  • Cartoon Network is creating a new Saturday afternoon sports focused programming block titled CN AMPT, underscoring its new deal with the NBA and relationship with Turner Sports. NBA commissioner David Stern, who discussed Cartoon Network’s new partnership with the NBA announced earlier in the week, revealed that Boston Celtic Eddie House and his 7-year-old son Jaelen will be the stars of the first project together, the short-form series My Dad’s a Pro.  So pleased with the NBA’s new relationship with the network, Stern quipped to those assembled, "If I were a buyer, I would buy."

Other new series from favorite creators include:

  • Total Drama Action, a follow-up to Total Drama Island;
  • Sym-Bionic Titan, from creator Genndy Tartakovsky (Dexter’s Laboratory, Samurai Jack);
  • Generator Rex, from Man of Action (comic vets  Duncan Rouleau, Joe Casey, Joe Kelly, and Steven T. Seagle; they created Ben 10), and…

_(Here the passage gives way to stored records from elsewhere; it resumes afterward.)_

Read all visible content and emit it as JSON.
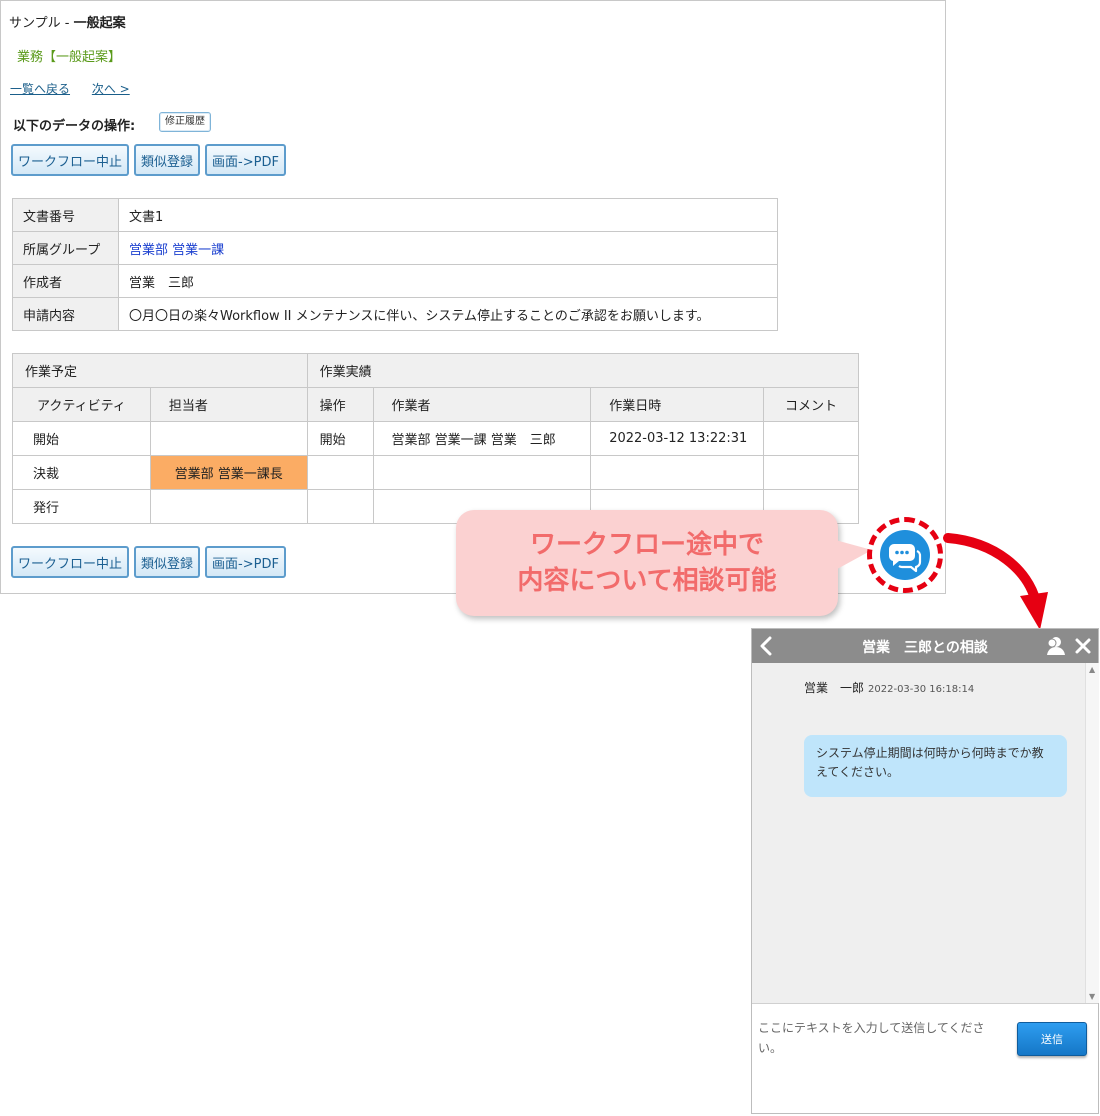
{
  "page": {
    "title_prefix": "サンプル - ",
    "title_main": "一般起案",
    "subtitle": "業務【一般起案】",
    "nav": {
      "back": "一覧へ戻る",
      "next": "次へ >"
    },
    "ops_label": "以下のデータの操作:",
    "history_button": "修正履歴",
    "buttons": {
      "stop": "ワークフロー中止",
      "similar": "類似登録",
      "pdf": "画面->PDF"
    }
  },
  "info": {
    "rows": [
      {
        "label": "文書番号",
        "value": "文書1"
      },
      {
        "label": "所属グループ",
        "value": "営業部 営業一課"
      },
      {
        "label": "作成者",
        "value": "営業　三郎"
      },
      {
        "label": "申請内容",
        "value": "〇月〇日の楽々Workflow II メンテナンスに伴い、システム停止することのご承認をお願いします。"
      }
    ]
  },
  "tasks": {
    "group_planned": "作業予定",
    "group_actual": "作業実績",
    "headers": [
      "アクティビティ",
      "担当者",
      "操作",
      "作業者",
      "作業日時",
      "コメント"
    ],
    "rows": [
      {
        "activity": "開始",
        "assignee": "",
        "operation": "開始",
        "worker": "営業部 営業一課 営業　三郎",
        "datetime": "2022-03-12 13:22:31",
        "comment": ""
      },
      {
        "activity": "決裁",
        "assignee": "営業部 営業一課長",
        "operation": "",
        "worker": "",
        "datetime": "",
        "comment": ""
      },
      {
        "activity": "発行",
        "assignee": "",
        "operation": "",
        "worker": "",
        "datetime": "",
        "comment": ""
      }
    ],
    "highlight_color": "#fbac64"
  },
  "callout": {
    "line1": "ワークフロー途中で",
    "line2": "内容について相談可能"
  },
  "chat": {
    "title": "営業　三郎との相談",
    "message": {
      "sender": "営業　一郎",
      "time": "2022-03-30 16:18:14",
      "text": "システム停止期間は何時から何時までか教えてください。"
    },
    "input_placeholder": "ここにテキストを入力して送信してください。",
    "send_label": "送信"
  },
  "colors": {
    "accent": "#1f8fdc",
    "alert": "#e60012",
    "bubble": "#bfe5fb",
    "callout": "#fbd1d1"
  }
}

  • Prepped (working title) which is executive-produced and written by Paul Dini (Lost, Batman Beyond, Detective Comics, and Madame Mirage).